The problem described in the above paragraph can also be applied fairly easily to the next item on our checklist: data availability. To wit, if you do have digital orders, for instance, but they’re locked in a data silo, then you’re in virtually the same position as if you only had pen and ink orders. For this reason, breaking down data silos is one of the key strategies for preparing your company for the realities of Logistics 4.0. It’s not necessarily an easy process (many businesses will have to deal with legacy IT systems that can be difficult to either upgrade or integrate into other digital supply chain workflows), but the results can help pave the way for more impressive things like advanced analytics and other automated workflows.
Putting Quality Data to Use

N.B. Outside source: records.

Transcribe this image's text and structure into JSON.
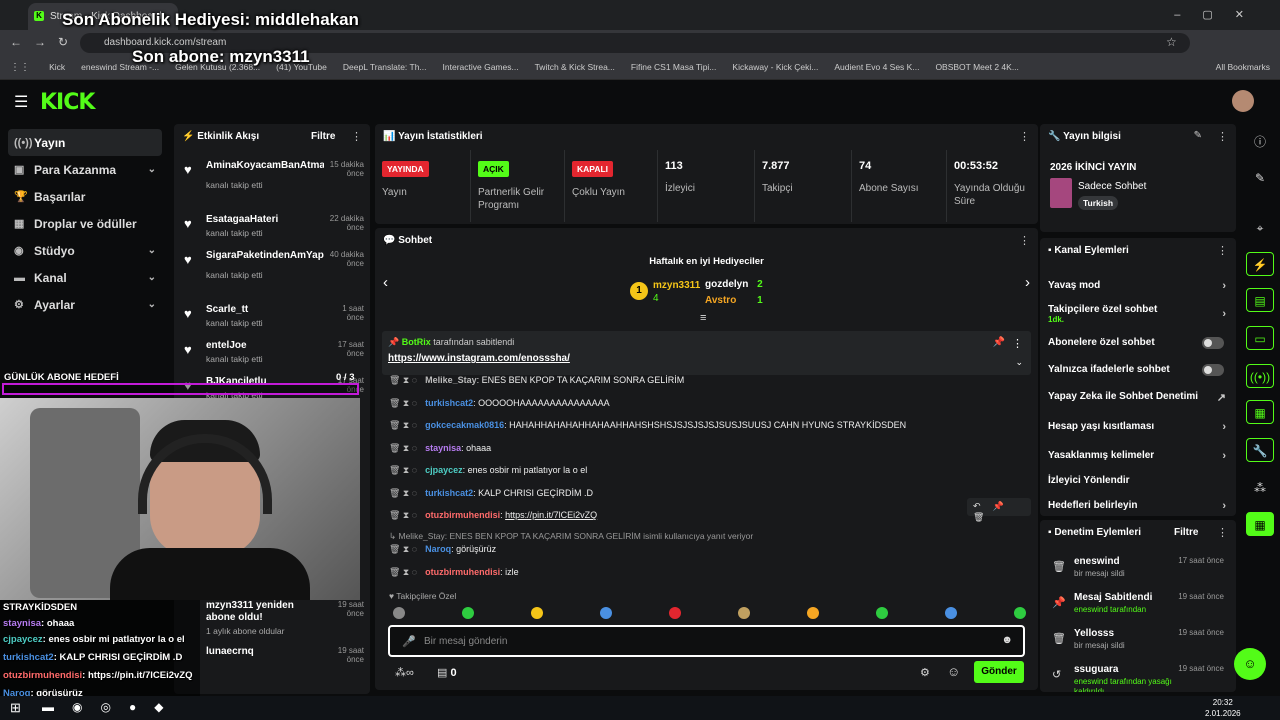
{
  "browser": {
    "tab_title": "Stream - Kick Dashboard",
    "url": "dashboard.kick.com/stream",
    "bookmarks": [
      "Kick",
      "eneswind Stream -...",
      "Gelen Kutusu (2.368...",
      "(41) YouTube",
      "DeepL Translate: Th...",
      "Interactive Games...",
      "Twitch & Kick Strea...",
      "Fifine CS1 Masa Tipi...",
      "Kickaway - Kick Çeki...",
      "Audient Evo 4 Ses K...",
      "OBSBOT Meet 2 4K..."
    ],
    "all_bookmarks": "All Bookmarks"
  },
  "overlay": {
    "gift": "Son Abonelik Hediyesi: middlehakan",
    "sub": "Son abone: mzyn3311",
    "goal_label": "GÜNLÜK ABONE HEDEFİ",
    "goal_value": "0 / 3"
  },
  "app": {
    "logo": "KICK",
    "sidebar": [
      {
        "label": "Yayın",
        "icon": "broadcast-icon",
        "glyph": "((•))",
        "active": true,
        "chev": false
      },
      {
        "label": "Para Kazanma",
        "icon": "money-icon",
        "glyph": "▣",
        "active": false,
        "chev": true
      },
      {
        "label": "Başarılar",
        "icon": "trophy-icon",
        "glyph": "🏆",
        "active": false,
        "chev": false
      },
      {
        "label": "Droplar ve ödüller",
        "icon": "gift-icon",
        "glyph": "▦",
        "active": false,
        "chev": false
      },
      {
        "label": "Stüdyo",
        "icon": "studio-icon",
        "glyph": "◉",
        "active": false,
        "chev": true
      },
      {
        "label": "Kanal",
        "icon": "channel-icon",
        "glyph": "▬",
        "active": false,
        "chev": true
      },
      {
        "label": "Ayarlar",
        "icon": "settings-icon",
        "glyph": "⚙",
        "active": false,
        "chev": true
      }
    ]
  },
  "feed": {
    "title": "Etkinlik Akışı",
    "filter": "Filtre",
    "items": [
      {
        "name": "AminaKoyacamBanAtmaArtik",
        "sub": "kanalı takip etti",
        "time": "15 dakika önce"
      },
      {
        "name": "EsatagaaHateri",
        "sub": "kanalı takip etti",
        "time": "22 dakika önce"
      },
      {
        "name": "SigaraPaketindenAmYapimi",
        "sub": "kanalı takip etti",
        "time": "40 dakika önce"
      },
      {
        "name": "Scarle_tt",
        "sub": "kanalı takip etti",
        "time": "1 saat önce"
      },
      {
        "name": "entelJoe",
        "sub": "kanalı takip etti",
        "time": "17 saat önce"
      },
      {
        "name": "BJKanciletlu",
        "sub": "kanalı takip etti",
        "time": "17 saat önce"
      }
    ],
    "lower": [
      {
        "name": "mzyn3311 yeniden abone oldu!",
        "sub": "1 aylık abone oldular",
        "time": "19 saat önce"
      },
      {
        "name": "lunaecrnq",
        "sub": "",
        "time": "19 saat önce"
      }
    ]
  },
  "stats": {
    "title": "Yayın İstatistikleri",
    "items": [
      {
        "badge": "YAYINDA",
        "color": "#e3262f",
        "label": "Yayın"
      },
      {
        "badge": "AÇIK",
        "color": "#53fc18",
        "label": "Partnerlik Gelir Programı"
      },
      {
        "badge": "KAPALI",
        "color": "#e3262f",
        "label": "Çoklu Yayın"
      },
      {
        "value": "113",
        "label": "İzleyici"
      },
      {
        "value": "7.877",
        "label": "Takipçi"
      },
      {
        "value": "74",
        "label": "Abone Sayısı"
      },
      {
        "value": "00:53:52",
        "label": "Yayında Olduğu Süre"
      }
    ]
  },
  "chat": {
    "title": "Sohbet",
    "gifters_title": "Haftalık en iyi Hediyeciler",
    "gifters": [
      {
        "name": "mzyn3311",
        "count": "4"
      },
      {
        "name": "gozdelyn",
        "count": "2"
      },
      {
        "name": "Avstro",
        "count": "1"
      }
    ],
    "pinned_by": "BotRix",
    "pinned_suffix": "tarafından sabitlendi",
    "pinned_link": "https://www.instagram.com/enosssha/",
    "messages": [
      {
        "user": "Melike_Stay",
        "color": "#bbbbbb",
        "text": "ENES BEN KPOP TA KAÇARIM SONRA GELİRİM"
      },
      {
        "user": "turkishcat2",
        "color": "#4a90e2",
        "text": "OOOOOHAAAAAAAAAAAAAAA"
      },
      {
        "user": "gokcecakmak0816",
        "color": "#4a90e2",
        "text": "HAHAHHAHAHAHHAHAAHHAHSHSHSJSJSJSJSJSUSJSUUSJ CAHN HYUNG STRAYKİDSDEN"
      },
      {
        "user": "staynisa",
        "color": "#b67cf0",
        "text": "ohaaa"
      },
      {
        "user": "cjpaycez",
        "color": "#4ecdc4",
        "text": "enes osbir mi patlatıyor la o el"
      },
      {
        "user": "turkishcat2",
        "color": "#4a90e2",
        "text": "KALP CHRISI GEÇİRDİM .D"
      },
      {
        "user": "otuzbirmuhendisi",
        "color": "#ff6b6b",
        "text": "https://pin.it/7lCEi2vZQ"
      }
    ],
    "reply_note": "Melike_Stay: ENES BEN KPOP TA KAÇARIM SONRA GELİRİM isimli kullanıcıya yanıt veriyor",
    "messages2": [
      {
        "user": "Naroq",
        "color": "#4a90e2",
        "text": "görüşürüz"
      },
      {
        "user": "otuzbirmuhendisi",
        "color": "#ff6b6b",
        "text": "izle"
      }
    ],
    "followers_label": "Takipçilere Özel",
    "input_placeholder": "Bir mesaj gönderin",
    "points": "0",
    "send": "Gönder"
  },
  "stream_info": {
    "title": "Yayın bilgisi",
    "stream_title": "2026 İKİNCİ YAYIN",
    "category": "Sadece Sohbet",
    "tag": "Turkish"
  },
  "channel_actions": {
    "title": "Kanal Eylemleri",
    "items": [
      {
        "label": "Yavaş mod",
        "type": "chev"
      },
      {
        "label": "Takipçilere özel sohbet",
        "sub": "1dk.",
        "type": "chev"
      },
      {
        "label": "Abonelere özel sohbet",
        "type": "toggle"
      },
      {
        "label": "Yalnızca ifadelerle sohbet",
        "type": "toggle"
      },
      {
        "label": "Yapay Zeka ile Sohbet Denetimi",
        "type": "ext"
      },
      {
        "label": "Hesap yaşı kısıtlaması",
        "type": "chev"
      },
      {
        "label": "Yasaklanmış kelimeler",
        "type": "chev"
      },
      {
        "label": "İzleyici Yönlendir",
        "type": "none"
      },
      {
        "label": "Hedefleri belirleyin",
        "type": "chev"
      }
    ]
  },
  "mod_actions": {
    "title": "Denetim Eylemleri",
    "filter": "Filtre",
    "items": [
      {
        "icon": "trash-icon",
        "glyph": "🗑",
        "name": "eneswind",
        "sub": "bir mesajı sildi",
        "time": "17 saat önce"
      },
      {
        "icon": "pin-icon",
        "glyph": "📌",
        "name": "Mesaj Sabitlendi",
        "sub": "eneswind tarafından",
        "time": "19 saat önce"
      },
      {
        "icon": "trash-icon",
        "glyph": "🗑",
        "name": "Yellosss",
        "sub": "bir mesajı sildi",
        "time": "19 saat önce"
      },
      {
        "icon": "undo-icon",
        "glyph": "↺",
        "name": "ssuguara",
        "sub": "eneswind tarafından yasağı kaldırıldı",
        "time": "19 saat önce"
      }
    ]
  },
  "overlay_chat": [
    {
      "user": "STRAYKİDSDEN",
      "color": "#ffffff",
      "text": ""
    },
    {
      "user": "staynisa",
      "color": "#b67cf0",
      "text": "ohaaa"
    },
    {
      "user": "cjpaycez",
      "color": "#4ecdc4",
      "text": "enes osbir mi patlatıyor la o el"
    },
    {
      "user": "turkishcat2",
      "color": "#4a90e2",
      "text": "KALP CHRISI GEÇİRDİM .D"
    },
    {
      "user": "otuzbirmuhendisi",
      "color": "#ff6b6b",
      "text": "https://pin.it/7lCEi2vZQ"
    },
    {
      "user": "Naroq",
      "color": "#4a90e2",
      "text": "görüşürüz"
    }
  ],
  "taskbar": {
    "time": "20:32",
    "date": "2.01.2026"
  }
}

Once your value stream is steeped in digital technology, boasting highly visible digital order data, route and tour information, and customer requirements, the next step in building towards a Logistics 4.0 framework is to put that data to work. How? By leveraging exactly the predictive and prescriptive supply chain analytics and process automation tools we alluded at the end of the last paragraph. Instead of using past data on its own to inform your logistics decision-making (which can lead to shortsighted plans that don’t account for future demand changes), you can use your existing information (alongside real-time data integration) to feed advanced predictive algorithms that can sense changing demand far in advance. In this way, rather than static plans that turn into shortages or overages when demand levels aren’t as expected, you can leverage a more adaptable supply chain to head off these kinds of disruptions before they happen. To think back to our brewery example, this process might enable planners to proactively schedule boil times based on data about how long the trip back from the hop farm usually takes combined with real-time cargo tracking and traffic data, thereby taking some of the guesswork and much of the back-and-forth out of the equation.
The workflow described above might seem in some ways like it’s essentially a standalone process, representing the power of predictive analytics based on high quality data, but in fact it’s much more than that. The agility alluded to above is a symbol of what makes Logistics 4.0 possible. As you consider steps for making your supply chain Logistics 4.0-ready, consider how much agility and flexibility your operations already have, and then ask yourself, “what steps can I take to bolster those levels?”